If you are keen on updating your split-level home and your goal is to modernize its appearance, focus on how you decorate your home. Modern interior design is big on neutrality, lines, and minimalism, but with pops of color or striking decorations every now and then to break the monotony. This is what you should strive to achieve.
Looking for decorating tips? We have some for you:
- Use a lot of glass. Instead of plain walls, why not have glass walls installed in one area or two? But if you are hesitant, you can also just increase the size of your windows and remove the grills.
- Draw attention to lines all over your home. Go for decorative pieces that are linear and angular, instead of circular in shape.
- Say no to curtains. If you want large windows but still want to maintain privacy, consider using roll-up blinds or getting your windows tinted using one-way tints.
- The open-plan layout is common to the modern style, but some homeowners are not fond of this. If you are one of them, you can use visual dividers in place of walls. Use plants, foldable partitions, bookshelves, or any decorations that give an illusion of separate areas in an open-plan layout.

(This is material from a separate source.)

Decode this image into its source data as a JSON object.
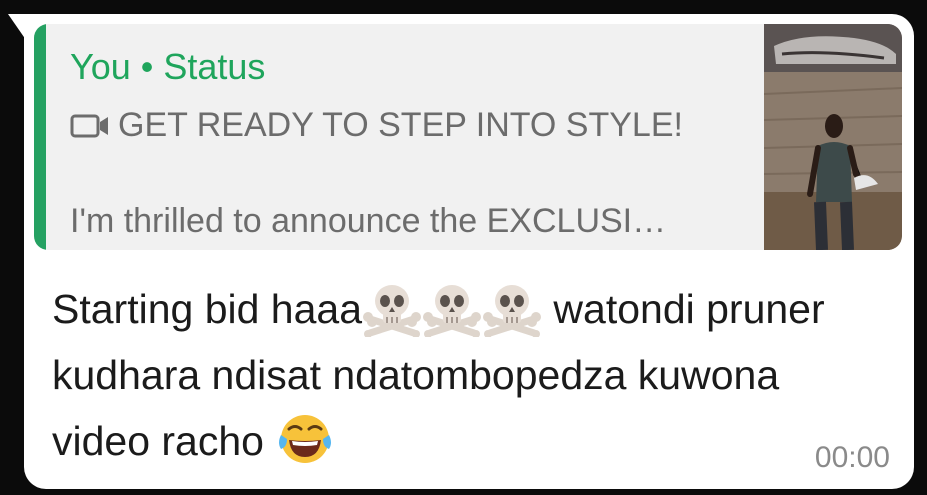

- Use linear light fixtures, not grandiose crystal chandeliers with golden details. This type of fixture is also used in homes that use an industrial motif. Think metallic fixtures with straight lines or bare lighting that shows the lightbulb itself.
- If you don’t have it yet, consider building a canopy or portico on your front entrance. But instead of using Greek columns, you can play around with plain, solid columns and combine them with glass, stone, or wood details.
- If you want to have plants, choose those that are spiky, tall, or have big but fewer leaves.
Even if a modern-style home seems simple to achieve, the difficulty lies in how to make the details complement each other. If you believe this will be a challenge for you, which is expected when working on a split-level home, let a professional take the reins. You’ll thank yourself later for doing so.